HOW TO COMPLETE THIS TASK: Say how many lines in the records hold "Cheat". Nothing but the number should be given.

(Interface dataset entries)
──────────────────────────────
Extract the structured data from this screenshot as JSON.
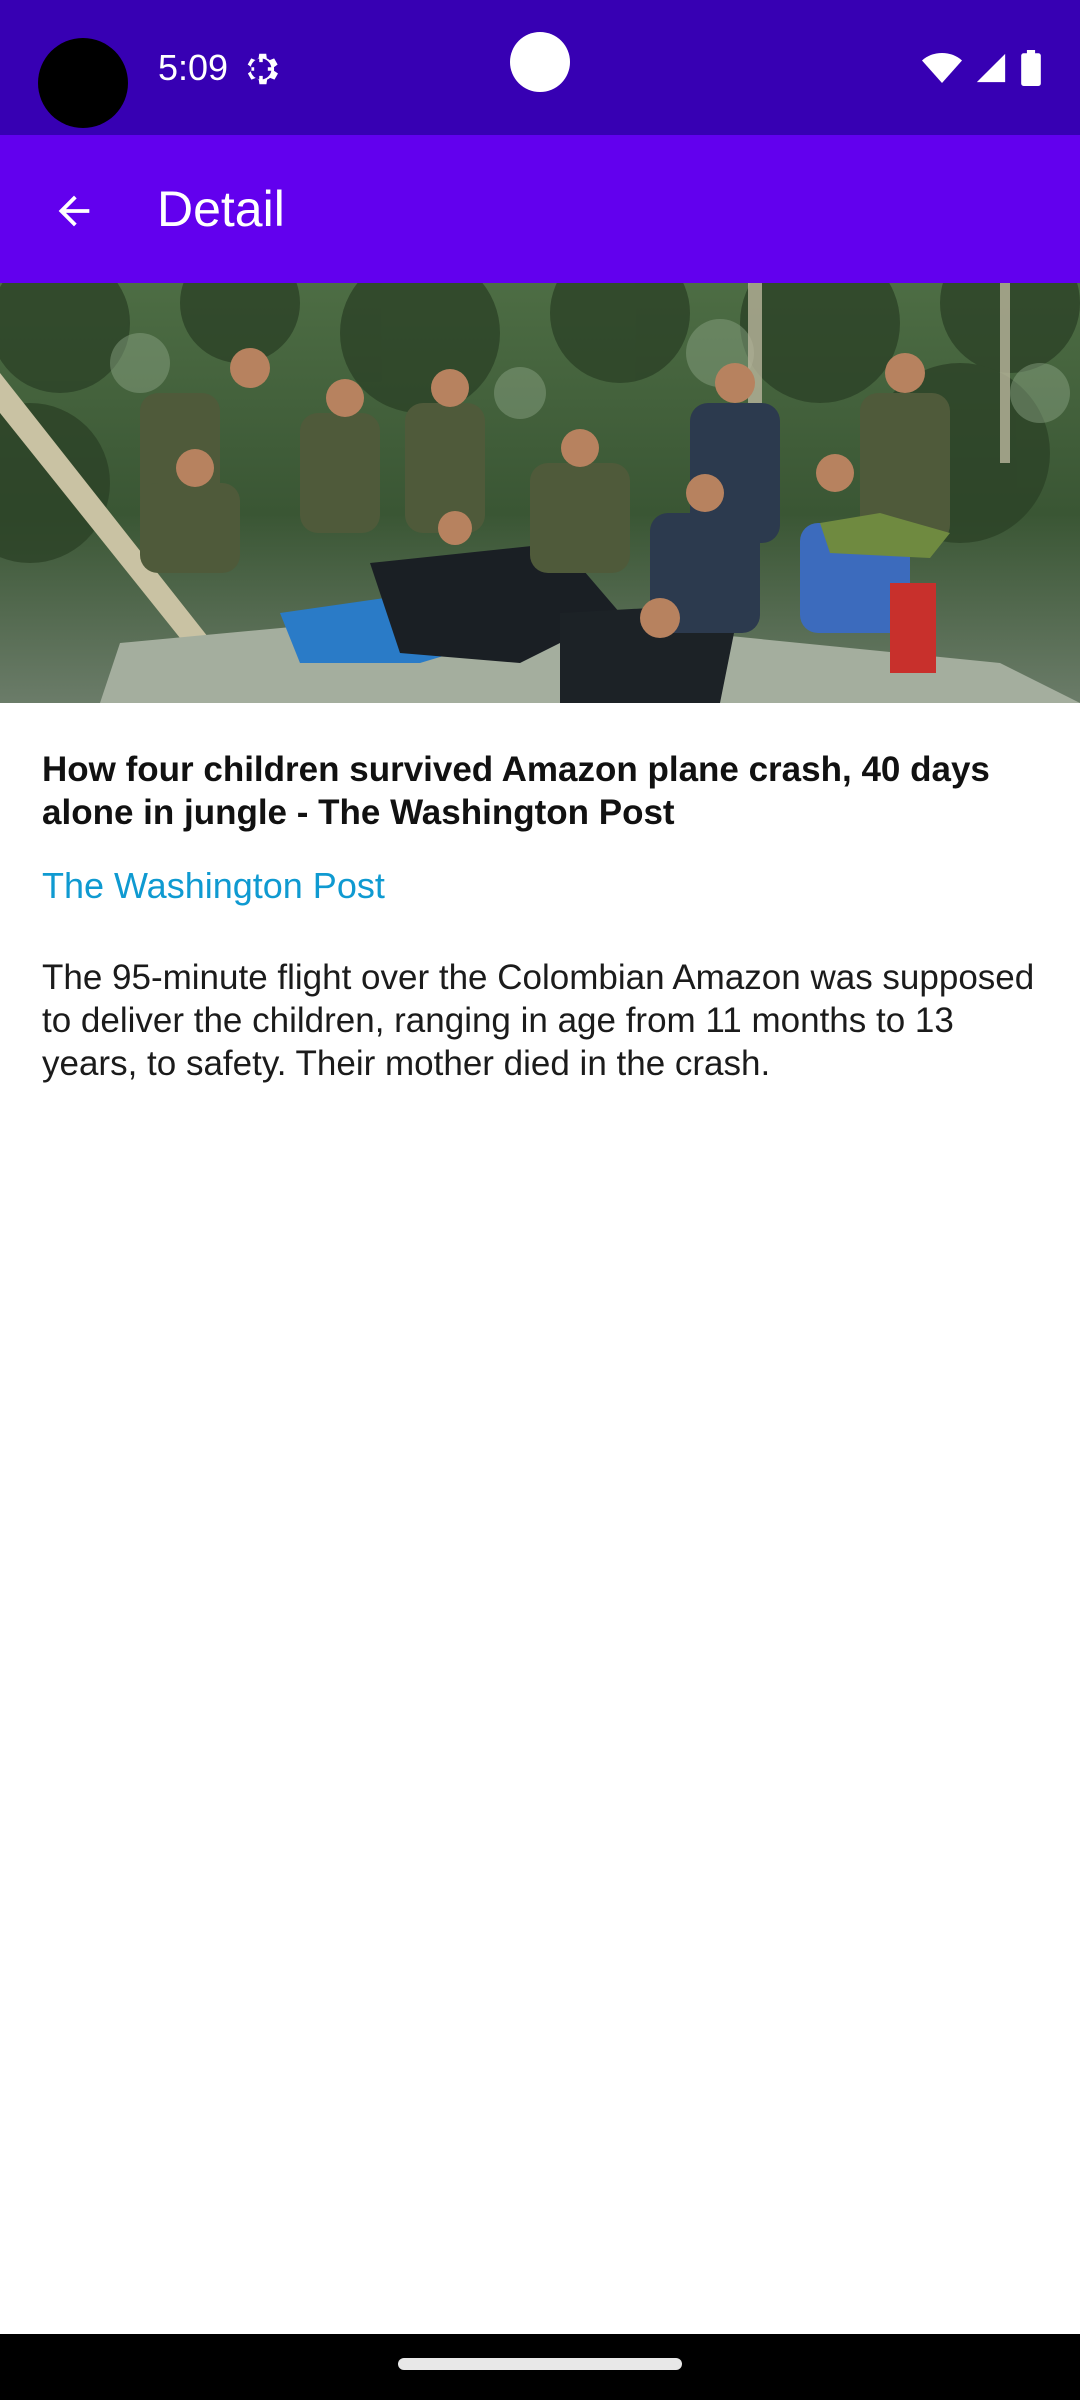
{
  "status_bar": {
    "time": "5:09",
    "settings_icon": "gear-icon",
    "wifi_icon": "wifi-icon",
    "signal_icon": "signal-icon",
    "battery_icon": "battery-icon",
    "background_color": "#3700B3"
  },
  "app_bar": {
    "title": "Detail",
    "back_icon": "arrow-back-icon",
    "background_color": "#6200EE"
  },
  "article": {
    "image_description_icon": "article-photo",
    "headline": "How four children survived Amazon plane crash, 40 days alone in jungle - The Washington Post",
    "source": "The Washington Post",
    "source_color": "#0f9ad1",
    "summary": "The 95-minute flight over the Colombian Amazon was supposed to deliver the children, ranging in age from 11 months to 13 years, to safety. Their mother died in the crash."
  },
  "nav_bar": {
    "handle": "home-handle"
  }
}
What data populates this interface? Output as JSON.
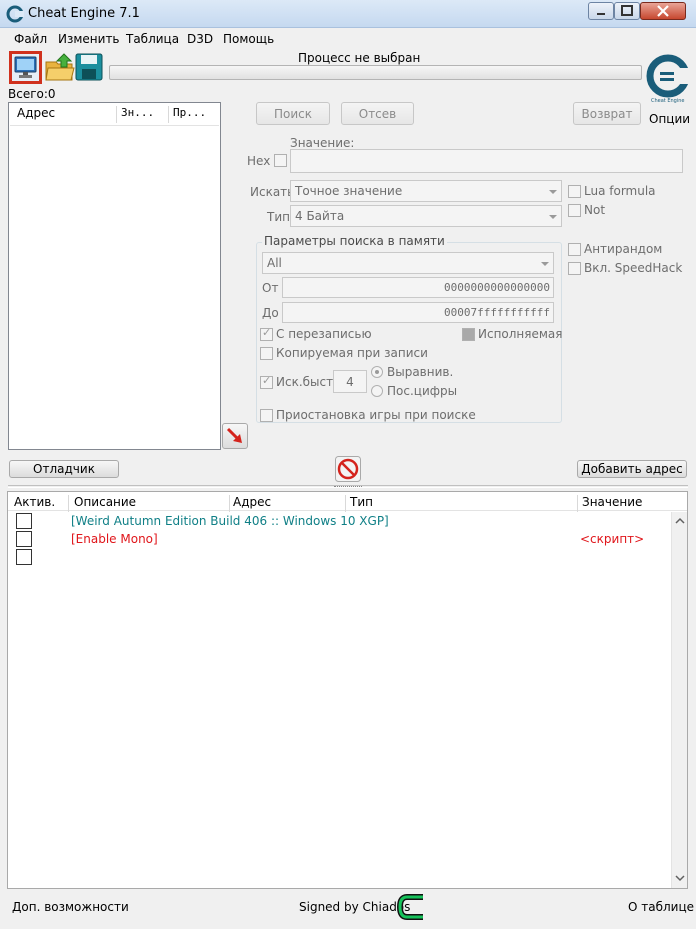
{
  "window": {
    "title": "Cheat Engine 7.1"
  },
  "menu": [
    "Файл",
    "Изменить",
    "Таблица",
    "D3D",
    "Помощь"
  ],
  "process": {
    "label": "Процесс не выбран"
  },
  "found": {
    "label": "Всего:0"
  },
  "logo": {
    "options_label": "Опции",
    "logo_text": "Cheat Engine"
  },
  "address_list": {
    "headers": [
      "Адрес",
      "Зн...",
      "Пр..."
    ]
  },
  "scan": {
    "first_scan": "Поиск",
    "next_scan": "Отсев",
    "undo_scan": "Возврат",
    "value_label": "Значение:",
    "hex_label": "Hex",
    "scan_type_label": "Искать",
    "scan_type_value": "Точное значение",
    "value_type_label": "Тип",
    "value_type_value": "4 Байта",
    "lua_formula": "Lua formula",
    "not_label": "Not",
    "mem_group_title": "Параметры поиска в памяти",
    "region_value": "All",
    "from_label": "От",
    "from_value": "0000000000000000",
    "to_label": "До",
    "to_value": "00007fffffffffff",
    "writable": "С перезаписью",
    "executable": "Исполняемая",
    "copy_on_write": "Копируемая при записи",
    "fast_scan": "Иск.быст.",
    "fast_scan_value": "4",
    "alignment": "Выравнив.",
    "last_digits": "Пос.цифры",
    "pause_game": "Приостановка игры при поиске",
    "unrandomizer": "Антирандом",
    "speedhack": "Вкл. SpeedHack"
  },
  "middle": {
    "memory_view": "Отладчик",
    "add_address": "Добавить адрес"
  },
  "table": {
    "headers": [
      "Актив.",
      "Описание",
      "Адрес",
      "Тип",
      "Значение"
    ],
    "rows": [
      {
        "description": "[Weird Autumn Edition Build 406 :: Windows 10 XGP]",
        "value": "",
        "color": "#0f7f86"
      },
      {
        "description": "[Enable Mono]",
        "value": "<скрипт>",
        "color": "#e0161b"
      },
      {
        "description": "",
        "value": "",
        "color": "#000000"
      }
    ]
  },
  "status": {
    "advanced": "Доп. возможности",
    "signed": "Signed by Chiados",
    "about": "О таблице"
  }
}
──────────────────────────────
EXPECTED OUTPUT: 2